Nigel Williams was put into care as a child and has been in 18 different prisons. But meeting Christ set him free from his addictions and self-harm, and now he loves to share the good news with everyone he meets
I grew up in a little town near Mansfield with my mum, who had schizophrenia, and my grandma. I wasn’t looked after properly and would play out on the streets from the age of five. I was hard to control and didn’t go to school. I would steal cigarettes and money from my mum.
One evening, I woke up in the middle of the night and I could see smoke coming from underneath the door. I woke my mum and grandma up. Mum called the fire service and grandma tried to put the fire out but was beaten back by the flames. I was hiding under my bed and the floor was getting hotter and hotter. Eventually, a fireman pulled me out.
After the fire, which was caused by one of mum’s cigarettes, social services took me into care. I was taken to see my mum every couple of weeks, but sometimes she wouldn’t turn up.
A life of crime
As a teenager, I stole fags and sold them at school. Then I broke into a pub and stole booze. After that, I began to burgle houses. The first time I went to prison, I was beaten for weeks by two other inmates until, finally, a prison officer saw the state of my back and I was taken to the hospital wing. Later, I hit two officers with a jug and was threatened with a ten-year sentence.
Even though I was in a secure hospital I felt so free. I ran out of the door of the chapel and said: “Jesus is alive!”
I was transferred from prison to a secure hospital because I had a breakdown. My mum died, which left me depressed. Voices had tormented me for years – they made me smash things or stick a knife into myself. I’ve got 62 scars on my body from self-harming. When in prison, I was put in solitary confinement for months because I used to self-harm or get into fights. I was in and out of 18 different prisons, two secure hospitals, dozens of mental health hospitals and four bail hostels.
While I was in prison in Hull, Christians visited every Tuesday. I worked in the kitchen and brought them sandwiches or cups of tea. It was good to talk to them, even though I didn’t believe. I wanted to, but I needed evidence; I wanted proof that Jesus Christ was real.
One of my questions was: “How can there be a God when my life is a complete mess?” People in prison had beat me with pillowcases full of boots, jars and stones. They’d laugh at me and ridicule me. I thought: If there is a God, he’s not really helping me and I don’t want to follow him. When these Christians came in, I tried to say that their God wasn’t real and picked faults all the time. But the only fool there was me, and I’m so glad God had mercy on me.
One day, I had an experience in the prison chapel when these Christians prayed for me. I went down in the Spirit and, suddenly, the prison bars didn’t seem to have any hold on me any more. I was filled with joy, peace and love as someone led me to Christ.

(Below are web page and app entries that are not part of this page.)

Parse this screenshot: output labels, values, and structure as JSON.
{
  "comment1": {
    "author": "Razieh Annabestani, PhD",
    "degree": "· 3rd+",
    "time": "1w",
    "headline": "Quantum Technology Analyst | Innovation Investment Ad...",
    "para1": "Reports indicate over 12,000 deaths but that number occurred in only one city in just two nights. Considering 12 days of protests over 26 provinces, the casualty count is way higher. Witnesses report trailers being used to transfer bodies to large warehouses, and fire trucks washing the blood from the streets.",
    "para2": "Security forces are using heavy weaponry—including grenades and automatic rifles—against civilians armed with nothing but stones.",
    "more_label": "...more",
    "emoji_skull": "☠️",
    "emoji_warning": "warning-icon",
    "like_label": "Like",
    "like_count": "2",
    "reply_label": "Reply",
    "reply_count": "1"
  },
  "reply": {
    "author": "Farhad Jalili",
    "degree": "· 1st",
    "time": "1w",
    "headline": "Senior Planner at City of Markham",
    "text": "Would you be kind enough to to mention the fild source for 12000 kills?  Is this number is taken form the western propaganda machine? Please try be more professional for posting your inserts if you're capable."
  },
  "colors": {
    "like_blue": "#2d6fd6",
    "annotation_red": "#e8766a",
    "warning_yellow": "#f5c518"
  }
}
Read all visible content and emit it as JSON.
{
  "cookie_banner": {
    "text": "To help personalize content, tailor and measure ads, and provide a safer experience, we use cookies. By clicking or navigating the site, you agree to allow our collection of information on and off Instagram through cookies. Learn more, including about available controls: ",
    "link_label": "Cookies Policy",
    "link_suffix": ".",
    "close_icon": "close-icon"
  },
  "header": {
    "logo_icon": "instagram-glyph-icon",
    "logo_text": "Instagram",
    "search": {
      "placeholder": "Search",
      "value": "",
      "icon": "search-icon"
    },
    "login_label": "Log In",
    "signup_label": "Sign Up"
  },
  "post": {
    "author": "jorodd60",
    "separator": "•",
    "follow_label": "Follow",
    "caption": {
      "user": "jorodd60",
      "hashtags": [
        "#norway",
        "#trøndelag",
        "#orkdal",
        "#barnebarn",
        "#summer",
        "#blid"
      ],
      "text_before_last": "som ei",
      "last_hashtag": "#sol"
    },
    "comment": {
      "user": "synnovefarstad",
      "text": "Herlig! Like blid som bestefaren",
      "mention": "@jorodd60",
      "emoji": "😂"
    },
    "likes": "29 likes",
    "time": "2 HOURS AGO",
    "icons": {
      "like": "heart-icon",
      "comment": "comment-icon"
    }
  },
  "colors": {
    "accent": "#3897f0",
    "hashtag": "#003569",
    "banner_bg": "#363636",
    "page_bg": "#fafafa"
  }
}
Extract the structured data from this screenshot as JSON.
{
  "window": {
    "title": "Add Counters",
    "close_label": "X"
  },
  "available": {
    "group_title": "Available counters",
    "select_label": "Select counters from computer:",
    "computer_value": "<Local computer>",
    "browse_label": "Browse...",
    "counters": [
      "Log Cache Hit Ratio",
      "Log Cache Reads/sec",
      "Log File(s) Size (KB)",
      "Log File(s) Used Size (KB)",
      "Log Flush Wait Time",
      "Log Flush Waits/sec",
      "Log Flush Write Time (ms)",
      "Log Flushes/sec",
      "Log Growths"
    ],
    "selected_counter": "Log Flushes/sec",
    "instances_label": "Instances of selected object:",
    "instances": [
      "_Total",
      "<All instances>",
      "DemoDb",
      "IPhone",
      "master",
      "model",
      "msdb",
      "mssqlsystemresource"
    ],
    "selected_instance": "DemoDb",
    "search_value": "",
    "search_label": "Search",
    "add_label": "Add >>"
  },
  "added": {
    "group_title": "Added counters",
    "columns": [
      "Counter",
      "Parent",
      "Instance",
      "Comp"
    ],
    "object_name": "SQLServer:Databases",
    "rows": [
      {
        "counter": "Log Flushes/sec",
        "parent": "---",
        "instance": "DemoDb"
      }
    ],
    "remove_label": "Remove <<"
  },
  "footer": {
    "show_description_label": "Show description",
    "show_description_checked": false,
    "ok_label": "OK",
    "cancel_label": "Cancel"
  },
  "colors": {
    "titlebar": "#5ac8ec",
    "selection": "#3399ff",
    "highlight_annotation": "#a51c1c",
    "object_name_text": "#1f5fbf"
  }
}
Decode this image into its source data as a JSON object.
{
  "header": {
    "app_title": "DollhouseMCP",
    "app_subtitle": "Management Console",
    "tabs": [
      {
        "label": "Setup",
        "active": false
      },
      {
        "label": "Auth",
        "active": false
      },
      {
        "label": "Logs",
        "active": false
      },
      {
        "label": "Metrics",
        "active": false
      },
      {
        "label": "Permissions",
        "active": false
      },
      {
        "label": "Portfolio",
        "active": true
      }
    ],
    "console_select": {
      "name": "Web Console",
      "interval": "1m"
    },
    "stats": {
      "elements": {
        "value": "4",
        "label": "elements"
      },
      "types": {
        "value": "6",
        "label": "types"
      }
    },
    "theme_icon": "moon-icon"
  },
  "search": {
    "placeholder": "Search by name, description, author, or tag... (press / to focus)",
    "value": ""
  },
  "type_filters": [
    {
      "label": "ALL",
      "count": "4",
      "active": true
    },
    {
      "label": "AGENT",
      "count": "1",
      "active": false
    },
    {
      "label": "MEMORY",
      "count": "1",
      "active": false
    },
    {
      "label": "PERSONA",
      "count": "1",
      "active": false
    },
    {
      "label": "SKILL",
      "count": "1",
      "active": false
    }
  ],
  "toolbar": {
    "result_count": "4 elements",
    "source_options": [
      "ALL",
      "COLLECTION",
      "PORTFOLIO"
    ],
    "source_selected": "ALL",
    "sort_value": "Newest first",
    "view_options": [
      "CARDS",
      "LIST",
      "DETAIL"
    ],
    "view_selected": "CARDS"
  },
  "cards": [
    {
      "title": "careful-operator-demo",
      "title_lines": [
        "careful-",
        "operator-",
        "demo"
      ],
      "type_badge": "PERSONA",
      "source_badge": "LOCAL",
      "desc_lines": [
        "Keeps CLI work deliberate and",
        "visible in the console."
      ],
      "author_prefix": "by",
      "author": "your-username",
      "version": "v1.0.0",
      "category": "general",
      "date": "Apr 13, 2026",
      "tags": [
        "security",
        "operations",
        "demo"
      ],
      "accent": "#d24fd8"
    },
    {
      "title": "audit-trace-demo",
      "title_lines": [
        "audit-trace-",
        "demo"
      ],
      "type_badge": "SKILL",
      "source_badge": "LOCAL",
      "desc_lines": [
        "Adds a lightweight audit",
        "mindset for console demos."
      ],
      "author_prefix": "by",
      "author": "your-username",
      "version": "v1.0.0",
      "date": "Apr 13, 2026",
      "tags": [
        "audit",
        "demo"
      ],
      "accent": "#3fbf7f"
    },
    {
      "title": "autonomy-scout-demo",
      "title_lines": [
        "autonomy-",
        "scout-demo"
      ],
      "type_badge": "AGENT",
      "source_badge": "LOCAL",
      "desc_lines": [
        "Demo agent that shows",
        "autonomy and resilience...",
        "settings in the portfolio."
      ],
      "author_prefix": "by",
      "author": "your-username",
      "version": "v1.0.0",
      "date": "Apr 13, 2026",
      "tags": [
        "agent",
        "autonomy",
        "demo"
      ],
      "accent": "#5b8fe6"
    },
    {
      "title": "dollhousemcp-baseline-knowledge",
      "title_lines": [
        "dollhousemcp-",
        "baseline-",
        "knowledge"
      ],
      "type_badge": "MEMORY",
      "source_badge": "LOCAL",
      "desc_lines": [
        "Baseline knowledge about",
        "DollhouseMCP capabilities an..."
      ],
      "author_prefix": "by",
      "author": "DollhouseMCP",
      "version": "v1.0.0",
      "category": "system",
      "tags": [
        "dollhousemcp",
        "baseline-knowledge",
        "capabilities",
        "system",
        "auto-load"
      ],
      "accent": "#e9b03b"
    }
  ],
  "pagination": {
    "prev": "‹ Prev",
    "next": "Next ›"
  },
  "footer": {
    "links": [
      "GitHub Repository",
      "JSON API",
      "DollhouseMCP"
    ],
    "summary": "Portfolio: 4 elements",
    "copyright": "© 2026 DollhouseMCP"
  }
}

Even though I was in a secure hospital I felt so free. I ran out of the chapel and said: “Jesus is alive!” One of the doctors said: “Put him on more medication, nurse,” but I was experiencing the Holy Spirit for the first time.
Once I became a Christian, I felt guilty for my crimes. It hit me like a bombshell. For years I suffered from the shame and guilt of what I did to people’s homes and all the drugs I sold to people. The enemy was trying to keep me trapped. I thought: You might as well end your life now. Everyone hates you. You’re a piece of scum. You have no right to be a Christian. It took me several years to overcome that lying voice.
A simple prayer
I used to swear all the time but, when I got saved, that went straight away. Other addictions took longer. One day my friend Martin came to my flat, and saw loads of empty larger cans stacked in the corner. He said: “Nige, do you want to give up this addiction?” I said: “Of course I do! But I’m trapped. I even need a drink when I wake up at four in the morning.”
All Martin said was: “Lord Jesus, just set Nigel free from the addiction of alcohol.” Then he went to my fridge, took the cans I had and went home. I thought: You cheeky thing! I’m going to go to the shop if this feeling of needing a drink doesn’t go away, and I’m going to buy some more. But I said to God: “I’ll just give it another hour and see how I feel.” An hour went by, and I didn’t need a drink. The next morning when I woke up, I didn’t have the shakes or any cravings. I’d been addicted since the age of eleven. It had ruined my life. I couldn’t believe a simple prayer had set me free.
Now I go out on the streets each week to share my faith. Even with mental illness, I still evangelise because I know God is real. I love to pray for people. Some Christians are afraid to go, and there’s so much that I fear too. I still have schizophrenia, but God gives me the ability to stand and preach in a packed market in Sheffield and see people come to Christ.
Nigel Williams was speaking to Sam Hailes. For the full story see From Darkness to Light by Andy Bates (Kingdom Publishers)